The drug will be offered to women with a significant family history of the cancer. If only a quarter of these take the drug, NHS England said, it could help prevent 2,000 cases of breast cancer, saving the health service £15m in treatment costs.
Final draft guidance from the National Institute for Health and Care Excellence (NICE) recommends that some people with type 1 diabetes should be offered an artificial pancreas.
More than 150,000 adults and children with type 1 diabetes in England and Wales could be eligible for the device, which uses a hi-tech algorithm to determine the amount of insulin that should be administered and reads blood sugar levels to keep them steady. A trial showed it was more effective at managing diabetes than current devices and required far less input from patients.
The NICE guidance recommends that patients should be offered the artificial pancreas if their diabetes is not adequately controlled by their current pump or glucose monitor.
The first people to be offered the wearable device will be children and young people, women who are pregnant or planning a pregnancy, and people who already have an insulin pump. The artificial pancreas will be rolled out to all those eligible within five years.
British and Danish women engage in binge drinking more than any other women in the developed world, according to research by the Organisation for Economic Co-operation and Development (OECD).
The figures show 26% of women in Britain, and a similar proportion in Denmark, report “heavy episodic drinking” – more than twice the OECD average of 12%. Only 2% of women in Italy, 4% of those in Spain and 12% of those in France engaged in similar levels of drinking, the study found.
The research, which looked at drinking habits in 29 countries, found that men were more likely to engage in binge drinking than women. In the UK, 45% of men admitted to heavy episodic drinking, compared with an OECD average of 27%. The figures were higher in only three countries: Romania, Denmark and Luxembourg.
Dr Katherine Severi, the chief executive of the Institute of Alcohol Studies, said the figures were concerning because alcohol was the “leading risk factor for death and ill-health in people aged 15-49 due to its links with cancers, stroke and cardiovascular disease.”
Scientists at Nottingham Trent University and the University of Sheffield are developing the world’s first finger-prick test to detect brain tumours.
More than 300,000 people worldwide are diagnosed with brain cancer each year, and even if treated successfully, there is a risk of recurrence. The unpredictable timing of tumours returning makes them difficult to detect early.
The researchers are designing a lateral flow test to pick up signs of recurrence that patients who have previously had brain cancer could use at home.

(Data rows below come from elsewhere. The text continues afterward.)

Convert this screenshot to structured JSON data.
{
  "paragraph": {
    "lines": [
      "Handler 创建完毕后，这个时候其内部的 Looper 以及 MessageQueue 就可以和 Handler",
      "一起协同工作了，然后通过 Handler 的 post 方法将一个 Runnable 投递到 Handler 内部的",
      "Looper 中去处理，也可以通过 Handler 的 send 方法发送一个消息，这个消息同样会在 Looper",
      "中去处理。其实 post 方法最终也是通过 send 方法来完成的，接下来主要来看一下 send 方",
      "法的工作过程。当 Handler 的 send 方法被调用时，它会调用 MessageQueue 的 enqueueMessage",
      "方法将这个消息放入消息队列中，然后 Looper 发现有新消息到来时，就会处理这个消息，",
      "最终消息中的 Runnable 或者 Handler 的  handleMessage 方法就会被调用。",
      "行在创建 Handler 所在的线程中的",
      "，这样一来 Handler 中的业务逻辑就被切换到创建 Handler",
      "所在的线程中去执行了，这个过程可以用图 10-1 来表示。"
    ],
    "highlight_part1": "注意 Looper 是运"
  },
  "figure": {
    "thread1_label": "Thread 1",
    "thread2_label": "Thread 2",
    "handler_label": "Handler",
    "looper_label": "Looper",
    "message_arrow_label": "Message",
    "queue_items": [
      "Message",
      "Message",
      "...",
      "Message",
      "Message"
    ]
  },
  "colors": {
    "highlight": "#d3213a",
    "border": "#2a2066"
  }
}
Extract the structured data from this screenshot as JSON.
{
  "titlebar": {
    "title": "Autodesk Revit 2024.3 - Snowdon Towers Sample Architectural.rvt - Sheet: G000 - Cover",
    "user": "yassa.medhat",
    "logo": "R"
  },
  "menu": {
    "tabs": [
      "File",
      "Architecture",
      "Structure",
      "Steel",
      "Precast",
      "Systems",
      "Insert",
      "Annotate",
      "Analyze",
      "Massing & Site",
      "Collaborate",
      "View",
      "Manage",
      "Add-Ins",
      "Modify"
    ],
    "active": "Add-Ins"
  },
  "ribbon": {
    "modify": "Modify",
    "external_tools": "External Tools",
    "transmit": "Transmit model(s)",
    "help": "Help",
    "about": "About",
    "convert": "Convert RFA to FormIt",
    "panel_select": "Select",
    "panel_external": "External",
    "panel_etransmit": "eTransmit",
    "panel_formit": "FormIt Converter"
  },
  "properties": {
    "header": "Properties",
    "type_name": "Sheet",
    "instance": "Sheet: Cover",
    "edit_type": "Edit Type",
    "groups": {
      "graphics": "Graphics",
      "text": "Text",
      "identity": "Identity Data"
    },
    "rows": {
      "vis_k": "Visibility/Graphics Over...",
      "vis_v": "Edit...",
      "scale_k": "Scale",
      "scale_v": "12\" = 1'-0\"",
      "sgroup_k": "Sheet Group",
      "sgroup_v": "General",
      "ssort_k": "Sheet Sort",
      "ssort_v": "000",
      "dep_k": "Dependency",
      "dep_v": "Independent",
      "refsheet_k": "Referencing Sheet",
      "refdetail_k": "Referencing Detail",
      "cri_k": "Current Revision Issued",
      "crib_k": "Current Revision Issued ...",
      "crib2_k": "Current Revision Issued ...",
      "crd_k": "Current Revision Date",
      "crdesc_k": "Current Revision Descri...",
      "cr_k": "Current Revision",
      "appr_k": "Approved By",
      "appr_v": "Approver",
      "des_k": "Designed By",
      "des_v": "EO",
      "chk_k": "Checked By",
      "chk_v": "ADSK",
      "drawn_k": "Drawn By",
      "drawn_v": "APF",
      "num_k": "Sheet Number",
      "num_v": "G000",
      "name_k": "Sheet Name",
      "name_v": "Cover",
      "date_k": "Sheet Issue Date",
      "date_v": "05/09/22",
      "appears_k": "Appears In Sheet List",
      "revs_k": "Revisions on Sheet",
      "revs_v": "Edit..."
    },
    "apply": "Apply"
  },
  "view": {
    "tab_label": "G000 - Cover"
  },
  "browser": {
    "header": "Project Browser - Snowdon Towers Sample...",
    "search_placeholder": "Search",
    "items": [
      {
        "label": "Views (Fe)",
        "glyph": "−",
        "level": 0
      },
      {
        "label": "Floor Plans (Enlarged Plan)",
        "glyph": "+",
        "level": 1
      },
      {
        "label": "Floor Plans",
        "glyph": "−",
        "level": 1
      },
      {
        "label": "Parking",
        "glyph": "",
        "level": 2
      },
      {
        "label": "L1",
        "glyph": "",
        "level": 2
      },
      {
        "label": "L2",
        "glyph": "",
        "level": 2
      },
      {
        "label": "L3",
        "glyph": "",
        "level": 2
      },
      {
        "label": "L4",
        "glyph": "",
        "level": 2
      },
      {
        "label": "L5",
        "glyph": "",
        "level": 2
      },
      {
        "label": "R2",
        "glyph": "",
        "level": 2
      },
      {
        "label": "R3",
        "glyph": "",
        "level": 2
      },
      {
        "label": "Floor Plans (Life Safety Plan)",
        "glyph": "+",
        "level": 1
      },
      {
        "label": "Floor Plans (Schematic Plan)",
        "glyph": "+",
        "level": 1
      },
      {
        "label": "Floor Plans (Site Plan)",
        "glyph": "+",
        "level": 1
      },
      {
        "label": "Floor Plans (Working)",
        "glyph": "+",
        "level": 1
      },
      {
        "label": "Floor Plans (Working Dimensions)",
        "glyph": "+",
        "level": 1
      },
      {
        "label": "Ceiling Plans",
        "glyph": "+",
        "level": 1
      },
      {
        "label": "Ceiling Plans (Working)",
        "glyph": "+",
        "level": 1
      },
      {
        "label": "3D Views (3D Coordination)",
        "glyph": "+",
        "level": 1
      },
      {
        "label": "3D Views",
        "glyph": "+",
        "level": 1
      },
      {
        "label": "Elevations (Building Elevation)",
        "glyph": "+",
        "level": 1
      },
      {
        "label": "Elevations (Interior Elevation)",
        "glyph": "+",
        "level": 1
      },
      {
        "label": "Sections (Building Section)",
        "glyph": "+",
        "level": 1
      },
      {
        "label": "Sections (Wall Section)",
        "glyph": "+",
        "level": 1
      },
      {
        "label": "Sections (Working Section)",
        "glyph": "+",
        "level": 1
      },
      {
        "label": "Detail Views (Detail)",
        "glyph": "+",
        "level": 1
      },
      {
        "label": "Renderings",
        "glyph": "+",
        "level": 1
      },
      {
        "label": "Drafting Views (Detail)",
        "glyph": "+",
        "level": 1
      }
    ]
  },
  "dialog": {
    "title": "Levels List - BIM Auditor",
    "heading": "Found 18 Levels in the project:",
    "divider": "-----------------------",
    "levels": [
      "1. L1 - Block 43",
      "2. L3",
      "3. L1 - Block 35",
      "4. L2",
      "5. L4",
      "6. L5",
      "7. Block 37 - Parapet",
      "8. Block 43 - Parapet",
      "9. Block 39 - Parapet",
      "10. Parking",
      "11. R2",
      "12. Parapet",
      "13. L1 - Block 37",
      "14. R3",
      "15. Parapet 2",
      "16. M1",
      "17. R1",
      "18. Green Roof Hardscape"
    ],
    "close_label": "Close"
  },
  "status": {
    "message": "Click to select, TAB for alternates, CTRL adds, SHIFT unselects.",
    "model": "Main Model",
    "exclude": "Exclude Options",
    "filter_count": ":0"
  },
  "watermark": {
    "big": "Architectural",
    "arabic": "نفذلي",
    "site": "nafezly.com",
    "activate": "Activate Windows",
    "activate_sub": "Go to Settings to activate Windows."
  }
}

The researchers say the new test, which would use a tiny blood sample from a finger-prick, could potentially extend the lives of tens of thousands of people around the world. It would also reduce the burden on health care systems by reducing the need for MRI scans and providing a cost-effective alternative to some clinic appointments.
Long waits in accident and emergency departments may have caused approximately 30,000 excess deaths last year, according to an analysis of data by the publication HSJ.
Using Freedom of Information (FoI) requests to a selection of NHS trusts, the HSJ analysis examined data on admitted patients who had waited six hours or more in A&E. Ratios were applied to these figures to produce estimates for associated excess mortality per trust. The methodology was based on a study published in the Emergency Medicine Journal, which found that delays to hospital admission of more than five hours from time of arrival at A&E were associated with an increase in all-cause mortality within 30 days. The data suggests the rate of excess deaths from 2022-23 has so far continued into 2023-24.
The analysis produced an estimate of 29,145 excess deaths related to long accident and emergency delays in 2022-23, up from 22,175 in 2021-22, and 9,783 related deaths in 2020-21. The publication also produced estimates of excess mortality related to long A&E delays for every acute trust. Croydon Health Services Trust topped the table with an estimated 297 excess deaths as a result of delays between April 2022 and July 2023.